[[ Supplied material, beginning ]]
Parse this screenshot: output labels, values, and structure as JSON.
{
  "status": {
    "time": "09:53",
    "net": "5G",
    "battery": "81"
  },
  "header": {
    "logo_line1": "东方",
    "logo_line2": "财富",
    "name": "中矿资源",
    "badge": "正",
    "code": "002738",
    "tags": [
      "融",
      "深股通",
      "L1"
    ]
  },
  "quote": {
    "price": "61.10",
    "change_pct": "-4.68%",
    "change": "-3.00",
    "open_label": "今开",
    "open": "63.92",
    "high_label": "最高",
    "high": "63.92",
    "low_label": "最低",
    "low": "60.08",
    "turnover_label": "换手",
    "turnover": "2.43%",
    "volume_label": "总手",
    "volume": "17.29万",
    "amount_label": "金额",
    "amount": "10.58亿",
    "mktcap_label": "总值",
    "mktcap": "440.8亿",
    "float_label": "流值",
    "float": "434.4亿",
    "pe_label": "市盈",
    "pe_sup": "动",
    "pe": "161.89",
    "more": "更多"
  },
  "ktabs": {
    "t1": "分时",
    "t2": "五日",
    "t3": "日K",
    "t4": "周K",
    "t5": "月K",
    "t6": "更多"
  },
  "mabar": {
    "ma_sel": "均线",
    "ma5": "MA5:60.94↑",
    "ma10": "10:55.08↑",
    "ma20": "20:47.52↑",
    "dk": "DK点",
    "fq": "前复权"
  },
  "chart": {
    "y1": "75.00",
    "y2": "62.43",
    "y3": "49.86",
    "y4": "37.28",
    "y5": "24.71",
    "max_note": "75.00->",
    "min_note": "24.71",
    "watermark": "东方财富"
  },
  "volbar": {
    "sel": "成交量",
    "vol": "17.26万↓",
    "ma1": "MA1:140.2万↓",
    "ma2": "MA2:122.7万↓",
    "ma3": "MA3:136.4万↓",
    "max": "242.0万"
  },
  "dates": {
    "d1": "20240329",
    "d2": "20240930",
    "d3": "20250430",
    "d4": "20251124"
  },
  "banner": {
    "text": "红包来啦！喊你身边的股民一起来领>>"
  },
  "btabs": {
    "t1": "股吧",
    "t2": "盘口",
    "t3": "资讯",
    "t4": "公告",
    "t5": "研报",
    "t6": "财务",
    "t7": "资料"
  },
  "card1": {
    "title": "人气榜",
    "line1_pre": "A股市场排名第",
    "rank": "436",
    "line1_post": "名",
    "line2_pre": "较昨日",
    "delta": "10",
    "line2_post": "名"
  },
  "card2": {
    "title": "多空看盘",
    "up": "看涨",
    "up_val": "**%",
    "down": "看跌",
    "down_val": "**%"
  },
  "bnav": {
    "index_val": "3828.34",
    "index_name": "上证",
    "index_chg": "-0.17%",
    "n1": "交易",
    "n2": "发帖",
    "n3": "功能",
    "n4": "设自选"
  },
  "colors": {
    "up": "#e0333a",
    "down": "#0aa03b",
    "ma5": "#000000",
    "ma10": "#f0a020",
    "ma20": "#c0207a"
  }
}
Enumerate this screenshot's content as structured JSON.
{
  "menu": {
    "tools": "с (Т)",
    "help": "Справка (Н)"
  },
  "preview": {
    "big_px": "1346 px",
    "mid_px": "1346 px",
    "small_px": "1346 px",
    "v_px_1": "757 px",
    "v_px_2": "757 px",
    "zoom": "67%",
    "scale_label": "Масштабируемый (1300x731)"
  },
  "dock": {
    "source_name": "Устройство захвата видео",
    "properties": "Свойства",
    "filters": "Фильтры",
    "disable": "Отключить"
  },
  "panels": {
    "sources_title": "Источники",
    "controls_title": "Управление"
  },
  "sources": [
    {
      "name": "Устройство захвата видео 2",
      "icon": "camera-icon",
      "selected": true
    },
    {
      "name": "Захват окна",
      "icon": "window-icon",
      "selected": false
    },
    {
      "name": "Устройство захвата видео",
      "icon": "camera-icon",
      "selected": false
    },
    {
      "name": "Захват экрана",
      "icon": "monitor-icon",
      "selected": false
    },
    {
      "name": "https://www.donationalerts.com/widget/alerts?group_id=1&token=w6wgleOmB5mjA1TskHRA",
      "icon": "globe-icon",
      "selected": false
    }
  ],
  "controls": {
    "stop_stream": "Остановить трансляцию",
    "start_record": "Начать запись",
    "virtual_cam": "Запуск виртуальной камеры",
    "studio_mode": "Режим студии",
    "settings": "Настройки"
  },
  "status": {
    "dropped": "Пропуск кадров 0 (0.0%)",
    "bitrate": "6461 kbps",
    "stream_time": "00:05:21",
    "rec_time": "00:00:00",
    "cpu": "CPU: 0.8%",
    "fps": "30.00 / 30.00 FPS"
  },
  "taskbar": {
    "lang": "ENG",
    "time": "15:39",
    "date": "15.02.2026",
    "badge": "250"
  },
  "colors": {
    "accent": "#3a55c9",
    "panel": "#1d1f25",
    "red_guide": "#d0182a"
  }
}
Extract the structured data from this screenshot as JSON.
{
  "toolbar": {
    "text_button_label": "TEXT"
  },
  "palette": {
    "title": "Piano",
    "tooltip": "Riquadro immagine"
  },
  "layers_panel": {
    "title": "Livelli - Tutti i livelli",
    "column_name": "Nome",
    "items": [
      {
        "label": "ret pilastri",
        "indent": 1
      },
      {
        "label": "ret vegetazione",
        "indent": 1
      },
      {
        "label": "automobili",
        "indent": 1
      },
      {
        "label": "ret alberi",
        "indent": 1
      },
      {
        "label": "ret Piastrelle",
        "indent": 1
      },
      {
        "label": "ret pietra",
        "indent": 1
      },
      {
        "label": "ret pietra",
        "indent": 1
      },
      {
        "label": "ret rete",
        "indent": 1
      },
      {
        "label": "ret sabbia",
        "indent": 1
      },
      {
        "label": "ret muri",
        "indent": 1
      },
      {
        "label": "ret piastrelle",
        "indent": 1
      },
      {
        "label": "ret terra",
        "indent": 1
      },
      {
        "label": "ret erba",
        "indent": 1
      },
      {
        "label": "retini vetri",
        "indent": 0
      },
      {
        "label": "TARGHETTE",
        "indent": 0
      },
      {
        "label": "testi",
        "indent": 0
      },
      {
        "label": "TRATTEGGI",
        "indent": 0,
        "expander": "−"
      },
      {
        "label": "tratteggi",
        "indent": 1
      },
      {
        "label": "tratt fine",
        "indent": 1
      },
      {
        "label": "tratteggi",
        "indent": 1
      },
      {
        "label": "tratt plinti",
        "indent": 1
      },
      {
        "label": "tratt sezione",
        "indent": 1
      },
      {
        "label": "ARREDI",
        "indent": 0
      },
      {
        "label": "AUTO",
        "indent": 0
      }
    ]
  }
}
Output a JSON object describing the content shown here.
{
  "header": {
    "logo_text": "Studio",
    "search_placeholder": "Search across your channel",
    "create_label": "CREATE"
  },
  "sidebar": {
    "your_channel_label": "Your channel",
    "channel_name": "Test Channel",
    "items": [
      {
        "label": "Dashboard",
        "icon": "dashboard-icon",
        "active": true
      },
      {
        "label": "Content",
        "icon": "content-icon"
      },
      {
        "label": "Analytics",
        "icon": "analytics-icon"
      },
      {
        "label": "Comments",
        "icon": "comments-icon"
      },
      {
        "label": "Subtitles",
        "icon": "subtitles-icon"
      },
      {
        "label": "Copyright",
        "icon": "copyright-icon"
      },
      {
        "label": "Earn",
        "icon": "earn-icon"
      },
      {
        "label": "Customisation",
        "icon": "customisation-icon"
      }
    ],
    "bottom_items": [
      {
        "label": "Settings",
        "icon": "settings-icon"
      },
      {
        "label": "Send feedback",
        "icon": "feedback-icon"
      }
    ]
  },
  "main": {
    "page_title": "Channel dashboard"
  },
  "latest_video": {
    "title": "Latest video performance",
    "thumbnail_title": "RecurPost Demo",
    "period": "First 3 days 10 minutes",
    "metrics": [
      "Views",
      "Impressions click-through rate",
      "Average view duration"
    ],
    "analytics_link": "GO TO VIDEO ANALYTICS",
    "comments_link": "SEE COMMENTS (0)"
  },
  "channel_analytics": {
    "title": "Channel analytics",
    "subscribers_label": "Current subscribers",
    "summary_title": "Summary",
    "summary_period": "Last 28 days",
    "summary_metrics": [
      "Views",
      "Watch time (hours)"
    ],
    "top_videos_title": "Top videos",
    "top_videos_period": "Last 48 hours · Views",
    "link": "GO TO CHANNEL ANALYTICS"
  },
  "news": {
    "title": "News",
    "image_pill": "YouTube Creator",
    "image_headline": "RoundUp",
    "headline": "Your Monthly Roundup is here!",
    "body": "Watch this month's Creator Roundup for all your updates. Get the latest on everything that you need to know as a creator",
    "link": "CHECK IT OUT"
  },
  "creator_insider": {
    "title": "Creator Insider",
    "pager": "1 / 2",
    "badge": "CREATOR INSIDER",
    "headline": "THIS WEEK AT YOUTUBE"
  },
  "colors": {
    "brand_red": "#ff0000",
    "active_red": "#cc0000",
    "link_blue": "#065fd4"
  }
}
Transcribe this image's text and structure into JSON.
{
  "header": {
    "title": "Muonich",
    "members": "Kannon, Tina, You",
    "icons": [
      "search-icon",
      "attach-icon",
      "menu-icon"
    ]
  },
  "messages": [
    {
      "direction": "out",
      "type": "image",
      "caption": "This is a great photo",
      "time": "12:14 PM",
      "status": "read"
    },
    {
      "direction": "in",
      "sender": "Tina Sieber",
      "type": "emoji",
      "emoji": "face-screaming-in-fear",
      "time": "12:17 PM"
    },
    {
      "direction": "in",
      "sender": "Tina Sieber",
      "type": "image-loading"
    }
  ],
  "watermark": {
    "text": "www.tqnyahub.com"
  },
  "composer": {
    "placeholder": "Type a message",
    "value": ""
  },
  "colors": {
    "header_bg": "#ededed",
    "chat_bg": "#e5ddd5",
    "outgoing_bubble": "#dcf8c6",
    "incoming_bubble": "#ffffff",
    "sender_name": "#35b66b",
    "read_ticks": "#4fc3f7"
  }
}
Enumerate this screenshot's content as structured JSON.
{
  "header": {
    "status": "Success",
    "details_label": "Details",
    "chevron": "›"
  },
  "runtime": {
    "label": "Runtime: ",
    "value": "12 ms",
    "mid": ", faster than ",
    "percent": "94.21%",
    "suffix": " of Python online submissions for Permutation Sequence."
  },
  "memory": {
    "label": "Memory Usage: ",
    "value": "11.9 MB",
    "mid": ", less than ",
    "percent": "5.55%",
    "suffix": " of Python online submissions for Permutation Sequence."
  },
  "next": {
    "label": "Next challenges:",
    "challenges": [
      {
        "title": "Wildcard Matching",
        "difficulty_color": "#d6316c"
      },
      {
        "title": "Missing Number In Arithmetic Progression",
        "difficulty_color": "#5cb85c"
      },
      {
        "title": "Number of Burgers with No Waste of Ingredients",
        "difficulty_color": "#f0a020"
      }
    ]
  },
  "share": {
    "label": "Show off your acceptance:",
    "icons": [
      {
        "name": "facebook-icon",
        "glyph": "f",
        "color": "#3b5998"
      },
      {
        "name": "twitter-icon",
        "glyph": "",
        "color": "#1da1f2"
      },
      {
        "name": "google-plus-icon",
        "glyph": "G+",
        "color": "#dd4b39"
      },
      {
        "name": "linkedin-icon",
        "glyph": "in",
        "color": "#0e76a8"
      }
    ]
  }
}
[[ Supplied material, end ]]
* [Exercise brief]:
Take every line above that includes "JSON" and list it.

* [Problem solution]:
Parse this screenshot: output labels, values, and structure as JSON.
Enumerate this screenshot's content as structured JSON.
Extract the structured data from this screenshot as JSON.
Output a JSON object describing the content shown here.
Transcribe this image's text and structure into JSON.
Enumerate this screenshot's content as structured JSON.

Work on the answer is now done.